|Cooper, Rodney - William|
Submitted to: Symposium Proceedings
Publication Type: Abstract Only
Publication Acceptance Date: 9/30/2012
Publication Date: N/A

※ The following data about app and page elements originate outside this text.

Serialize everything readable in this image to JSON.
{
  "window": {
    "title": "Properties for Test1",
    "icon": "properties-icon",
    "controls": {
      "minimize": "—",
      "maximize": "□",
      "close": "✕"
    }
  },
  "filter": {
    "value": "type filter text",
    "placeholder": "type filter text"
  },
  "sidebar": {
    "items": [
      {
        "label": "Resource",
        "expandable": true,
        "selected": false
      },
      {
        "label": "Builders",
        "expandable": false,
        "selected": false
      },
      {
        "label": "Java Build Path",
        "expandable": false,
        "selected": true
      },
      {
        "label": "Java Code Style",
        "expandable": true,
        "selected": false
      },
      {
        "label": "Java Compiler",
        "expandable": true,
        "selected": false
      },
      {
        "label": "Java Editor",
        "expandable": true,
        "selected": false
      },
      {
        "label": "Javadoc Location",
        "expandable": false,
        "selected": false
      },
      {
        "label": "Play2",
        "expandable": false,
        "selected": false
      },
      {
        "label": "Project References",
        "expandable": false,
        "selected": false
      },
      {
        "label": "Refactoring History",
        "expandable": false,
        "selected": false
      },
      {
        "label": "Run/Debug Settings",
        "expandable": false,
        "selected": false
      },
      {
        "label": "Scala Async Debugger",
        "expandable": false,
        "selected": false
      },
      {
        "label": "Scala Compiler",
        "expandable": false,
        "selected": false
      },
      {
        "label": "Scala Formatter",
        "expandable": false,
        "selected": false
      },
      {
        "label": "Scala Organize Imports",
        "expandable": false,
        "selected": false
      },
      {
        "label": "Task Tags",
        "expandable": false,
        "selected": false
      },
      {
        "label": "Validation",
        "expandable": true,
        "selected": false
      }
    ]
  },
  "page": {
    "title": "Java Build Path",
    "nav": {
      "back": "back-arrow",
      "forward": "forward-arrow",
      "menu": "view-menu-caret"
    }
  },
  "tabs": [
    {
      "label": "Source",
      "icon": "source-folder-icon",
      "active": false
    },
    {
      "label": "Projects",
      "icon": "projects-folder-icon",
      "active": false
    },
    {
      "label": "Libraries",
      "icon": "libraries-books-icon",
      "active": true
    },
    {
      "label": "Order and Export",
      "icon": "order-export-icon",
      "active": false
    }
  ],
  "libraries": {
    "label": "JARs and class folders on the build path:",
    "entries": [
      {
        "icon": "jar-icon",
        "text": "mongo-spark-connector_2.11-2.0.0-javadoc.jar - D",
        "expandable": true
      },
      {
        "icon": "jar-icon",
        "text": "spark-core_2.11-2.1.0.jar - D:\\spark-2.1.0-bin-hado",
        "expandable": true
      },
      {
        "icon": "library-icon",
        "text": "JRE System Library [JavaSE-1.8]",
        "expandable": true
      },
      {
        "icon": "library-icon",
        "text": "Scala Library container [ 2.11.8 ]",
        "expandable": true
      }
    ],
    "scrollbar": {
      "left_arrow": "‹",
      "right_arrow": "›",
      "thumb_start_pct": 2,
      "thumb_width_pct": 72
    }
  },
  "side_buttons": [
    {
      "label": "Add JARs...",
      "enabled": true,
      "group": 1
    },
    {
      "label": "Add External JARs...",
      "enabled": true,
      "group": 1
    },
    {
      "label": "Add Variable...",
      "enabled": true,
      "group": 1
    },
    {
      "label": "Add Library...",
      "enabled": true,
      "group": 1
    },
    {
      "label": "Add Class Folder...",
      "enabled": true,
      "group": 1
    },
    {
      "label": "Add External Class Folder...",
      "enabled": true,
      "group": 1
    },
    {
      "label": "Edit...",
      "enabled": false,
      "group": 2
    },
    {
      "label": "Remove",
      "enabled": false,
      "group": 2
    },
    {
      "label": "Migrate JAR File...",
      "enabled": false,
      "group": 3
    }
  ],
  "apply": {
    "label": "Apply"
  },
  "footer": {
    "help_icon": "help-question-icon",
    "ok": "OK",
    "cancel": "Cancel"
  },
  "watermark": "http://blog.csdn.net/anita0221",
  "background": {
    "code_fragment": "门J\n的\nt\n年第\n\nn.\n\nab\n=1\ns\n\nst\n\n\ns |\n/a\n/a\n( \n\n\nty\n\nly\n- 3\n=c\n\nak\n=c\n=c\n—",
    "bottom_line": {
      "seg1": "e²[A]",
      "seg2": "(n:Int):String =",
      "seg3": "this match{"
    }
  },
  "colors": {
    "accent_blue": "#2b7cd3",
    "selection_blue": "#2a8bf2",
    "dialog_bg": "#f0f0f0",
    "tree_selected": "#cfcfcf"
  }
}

Technical Abstract: Despite the importance of Lygus hesperus as a crop pest in the western United States, key aspects of its feeding behavior and consequent injury to cotton are poorly understood. Previous studies of Lygus stage-dependent injury to cotton produced conflicting results. We sought to clarify these relationships by employing an experimental strategy that integrated observations of feeding behavior and within-plant distribution with traditional assays of plant injury. Video-based assays indicated that prereproductive adults allocated more time to feeding and less time to trivial movement compared with reproductive adults. These observations were consistent with results of greenhouse assays, where prereproductive adults more often resided on vegetative or reproductive buds, and produced higher numbers of injured and abscised squares, compared with reproductive adults. Direct comparisons of feeding injury to intact plants by third and fifth instars, and prereproductive adult females, indicated plants exposed to third instars had more injured squares attached to plants whereas the plants exposed to fifth instars had more abscised squares. These differences were not explained by respective feeding behaviors observed in video assays, but were associated with differences in within-plant distribution corresponding to insect age class. Fifth instars were often observed feeding in plant terminals containing small squares that are highly susceptible to abscission. Third instars were most often found sheltered within the bracteoles of larger squares that could better tolerate Lygus feeding. In contrast, prereproductive adults were less frequently associated with fruiting structures than were either nymphal instar. Our results indicate that age-dependent differences in Lygus injury to cotton can be explained by corresponding differences in behavior. These findings emphasize that variability in studies of plant injury can be minimized by controlling Lygus age class, and suggest the need to include estimates of nymph populations in treatment thresholds.